The Beothuk (Red Indians) populated the island of Newfoundland long before the Europeans arrived on our shores. One of the first reported encounters was with John Guy in1612 when he landed in Trinity Bay and traded with the local Indians.
It has been said that during the 1600-1700's there were an estimated 5000 Beothuk living on the island. By 1823, that number had dropped to 15.
There were many encounters, many of them violent, during those years as more settlers arrived and pushed the Beothuk back into the interior.
At times, the Beothuk were their own worst enemies. Their culture was based on community/family ownership and they sometimes extended this to the settlers, and took what they needed from them. This inevitably led to confrontation. The Beothuk were most often the losers.
In October 1827, William E. Cormack founded the Beothuk Institution. The Institution was re-established in 1997 and commisioned a statue of a female Beothuk, which is now located at the Boyd's Cove Provincial Historic Site.

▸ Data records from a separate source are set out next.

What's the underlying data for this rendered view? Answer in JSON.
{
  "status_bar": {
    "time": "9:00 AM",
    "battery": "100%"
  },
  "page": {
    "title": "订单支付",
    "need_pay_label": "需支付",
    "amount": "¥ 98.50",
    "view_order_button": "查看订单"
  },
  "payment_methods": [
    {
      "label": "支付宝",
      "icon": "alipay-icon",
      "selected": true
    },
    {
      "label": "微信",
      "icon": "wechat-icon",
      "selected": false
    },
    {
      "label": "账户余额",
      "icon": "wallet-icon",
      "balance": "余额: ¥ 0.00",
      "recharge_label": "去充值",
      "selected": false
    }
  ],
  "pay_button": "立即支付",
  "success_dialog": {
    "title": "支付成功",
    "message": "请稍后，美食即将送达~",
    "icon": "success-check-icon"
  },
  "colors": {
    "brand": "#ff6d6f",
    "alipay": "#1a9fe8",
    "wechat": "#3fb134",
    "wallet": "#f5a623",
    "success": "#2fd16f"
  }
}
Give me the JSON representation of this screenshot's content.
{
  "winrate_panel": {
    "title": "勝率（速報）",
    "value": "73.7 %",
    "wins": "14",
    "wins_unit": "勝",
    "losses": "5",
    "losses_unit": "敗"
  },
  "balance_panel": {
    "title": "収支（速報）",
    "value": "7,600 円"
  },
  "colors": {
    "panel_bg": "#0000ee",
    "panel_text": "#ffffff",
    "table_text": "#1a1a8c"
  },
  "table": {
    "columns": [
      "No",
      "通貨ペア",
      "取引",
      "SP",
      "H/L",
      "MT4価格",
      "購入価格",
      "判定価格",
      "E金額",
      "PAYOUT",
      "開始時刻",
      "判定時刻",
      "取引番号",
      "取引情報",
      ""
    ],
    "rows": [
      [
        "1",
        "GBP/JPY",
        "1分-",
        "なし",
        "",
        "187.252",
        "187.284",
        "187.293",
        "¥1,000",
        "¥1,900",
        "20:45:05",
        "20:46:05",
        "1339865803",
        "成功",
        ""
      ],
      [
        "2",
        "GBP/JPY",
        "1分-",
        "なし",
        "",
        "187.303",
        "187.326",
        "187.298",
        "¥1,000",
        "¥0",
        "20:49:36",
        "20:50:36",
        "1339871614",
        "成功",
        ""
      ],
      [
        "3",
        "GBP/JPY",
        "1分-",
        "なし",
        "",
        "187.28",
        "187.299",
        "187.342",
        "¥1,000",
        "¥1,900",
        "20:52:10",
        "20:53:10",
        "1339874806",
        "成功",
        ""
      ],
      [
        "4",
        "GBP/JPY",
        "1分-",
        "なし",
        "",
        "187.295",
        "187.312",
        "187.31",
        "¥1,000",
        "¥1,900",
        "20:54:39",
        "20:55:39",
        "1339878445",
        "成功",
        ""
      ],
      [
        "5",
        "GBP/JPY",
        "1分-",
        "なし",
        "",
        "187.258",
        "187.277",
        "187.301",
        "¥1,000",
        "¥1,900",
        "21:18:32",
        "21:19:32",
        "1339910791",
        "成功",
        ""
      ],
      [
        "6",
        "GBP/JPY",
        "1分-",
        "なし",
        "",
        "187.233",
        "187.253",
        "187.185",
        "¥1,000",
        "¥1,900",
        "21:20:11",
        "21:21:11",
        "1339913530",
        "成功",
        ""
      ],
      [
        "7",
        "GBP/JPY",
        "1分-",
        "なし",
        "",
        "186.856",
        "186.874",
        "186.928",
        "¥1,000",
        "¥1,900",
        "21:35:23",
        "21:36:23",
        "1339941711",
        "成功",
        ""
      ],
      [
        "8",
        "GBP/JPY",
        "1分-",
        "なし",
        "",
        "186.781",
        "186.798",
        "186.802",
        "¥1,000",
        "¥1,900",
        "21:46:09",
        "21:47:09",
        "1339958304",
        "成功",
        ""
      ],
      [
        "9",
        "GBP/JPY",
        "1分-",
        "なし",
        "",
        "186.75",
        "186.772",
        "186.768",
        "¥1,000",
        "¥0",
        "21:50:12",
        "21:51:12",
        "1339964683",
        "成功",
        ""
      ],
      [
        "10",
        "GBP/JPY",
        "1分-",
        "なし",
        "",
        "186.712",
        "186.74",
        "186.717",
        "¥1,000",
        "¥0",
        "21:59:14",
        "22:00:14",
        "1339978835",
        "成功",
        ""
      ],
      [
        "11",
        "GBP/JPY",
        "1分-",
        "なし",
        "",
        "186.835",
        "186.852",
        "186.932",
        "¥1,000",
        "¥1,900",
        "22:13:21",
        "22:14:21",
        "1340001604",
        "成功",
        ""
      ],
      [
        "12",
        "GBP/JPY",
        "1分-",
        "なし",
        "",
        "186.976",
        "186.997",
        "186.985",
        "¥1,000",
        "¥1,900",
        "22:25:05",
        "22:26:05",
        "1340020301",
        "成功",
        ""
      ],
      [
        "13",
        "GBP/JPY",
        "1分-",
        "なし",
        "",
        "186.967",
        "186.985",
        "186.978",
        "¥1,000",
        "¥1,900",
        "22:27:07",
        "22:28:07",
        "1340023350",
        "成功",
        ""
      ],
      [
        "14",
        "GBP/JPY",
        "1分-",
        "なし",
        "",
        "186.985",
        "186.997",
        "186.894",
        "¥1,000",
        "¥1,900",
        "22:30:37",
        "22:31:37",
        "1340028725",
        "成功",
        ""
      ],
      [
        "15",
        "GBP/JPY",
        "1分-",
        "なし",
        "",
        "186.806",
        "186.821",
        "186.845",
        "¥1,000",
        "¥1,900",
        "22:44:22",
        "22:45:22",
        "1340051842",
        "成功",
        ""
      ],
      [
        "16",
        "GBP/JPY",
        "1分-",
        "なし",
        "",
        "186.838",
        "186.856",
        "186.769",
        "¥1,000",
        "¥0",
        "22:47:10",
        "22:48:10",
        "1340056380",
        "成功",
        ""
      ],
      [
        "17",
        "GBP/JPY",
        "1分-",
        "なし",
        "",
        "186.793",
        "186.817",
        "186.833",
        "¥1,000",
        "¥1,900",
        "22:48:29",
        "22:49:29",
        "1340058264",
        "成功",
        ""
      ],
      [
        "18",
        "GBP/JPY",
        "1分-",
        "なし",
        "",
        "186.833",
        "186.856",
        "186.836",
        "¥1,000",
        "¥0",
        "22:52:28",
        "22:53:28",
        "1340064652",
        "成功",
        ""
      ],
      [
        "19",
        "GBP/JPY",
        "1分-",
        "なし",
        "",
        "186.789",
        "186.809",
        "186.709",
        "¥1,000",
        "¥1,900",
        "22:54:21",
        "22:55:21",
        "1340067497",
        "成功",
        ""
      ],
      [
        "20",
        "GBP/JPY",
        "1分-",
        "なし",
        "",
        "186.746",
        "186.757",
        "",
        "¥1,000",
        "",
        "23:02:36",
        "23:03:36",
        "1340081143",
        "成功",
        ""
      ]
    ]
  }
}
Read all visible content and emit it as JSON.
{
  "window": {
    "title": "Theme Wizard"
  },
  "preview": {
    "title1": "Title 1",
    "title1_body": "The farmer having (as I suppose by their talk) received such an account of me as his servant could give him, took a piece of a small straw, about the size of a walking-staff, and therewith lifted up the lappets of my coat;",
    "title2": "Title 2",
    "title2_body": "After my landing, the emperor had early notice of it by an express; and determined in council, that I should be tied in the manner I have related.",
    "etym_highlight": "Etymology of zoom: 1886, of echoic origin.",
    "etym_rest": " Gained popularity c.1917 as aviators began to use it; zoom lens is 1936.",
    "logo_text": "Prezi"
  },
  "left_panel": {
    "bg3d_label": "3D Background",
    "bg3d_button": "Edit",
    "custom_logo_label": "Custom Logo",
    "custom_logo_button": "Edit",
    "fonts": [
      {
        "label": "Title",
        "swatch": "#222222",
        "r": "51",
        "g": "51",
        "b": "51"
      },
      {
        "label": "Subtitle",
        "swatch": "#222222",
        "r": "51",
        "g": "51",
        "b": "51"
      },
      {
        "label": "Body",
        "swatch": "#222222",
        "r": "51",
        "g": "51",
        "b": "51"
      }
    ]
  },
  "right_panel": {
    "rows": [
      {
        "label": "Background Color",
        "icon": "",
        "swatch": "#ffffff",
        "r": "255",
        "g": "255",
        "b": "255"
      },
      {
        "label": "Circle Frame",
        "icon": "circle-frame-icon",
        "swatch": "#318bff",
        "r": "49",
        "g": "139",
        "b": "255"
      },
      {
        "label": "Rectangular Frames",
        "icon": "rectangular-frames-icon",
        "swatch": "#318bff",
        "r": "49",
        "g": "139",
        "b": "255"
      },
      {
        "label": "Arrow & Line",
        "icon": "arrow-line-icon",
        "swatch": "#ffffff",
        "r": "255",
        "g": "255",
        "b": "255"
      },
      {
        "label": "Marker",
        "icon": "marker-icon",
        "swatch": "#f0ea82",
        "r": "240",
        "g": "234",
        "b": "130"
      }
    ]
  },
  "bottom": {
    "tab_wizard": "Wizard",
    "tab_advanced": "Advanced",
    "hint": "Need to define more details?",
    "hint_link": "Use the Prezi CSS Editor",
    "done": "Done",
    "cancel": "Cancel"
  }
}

Southside Road across from Patrick Street in St. John's
This was located on the South Side Hills and was mounted where the new Treatment Plant stands at the West end of St. John's Harbour.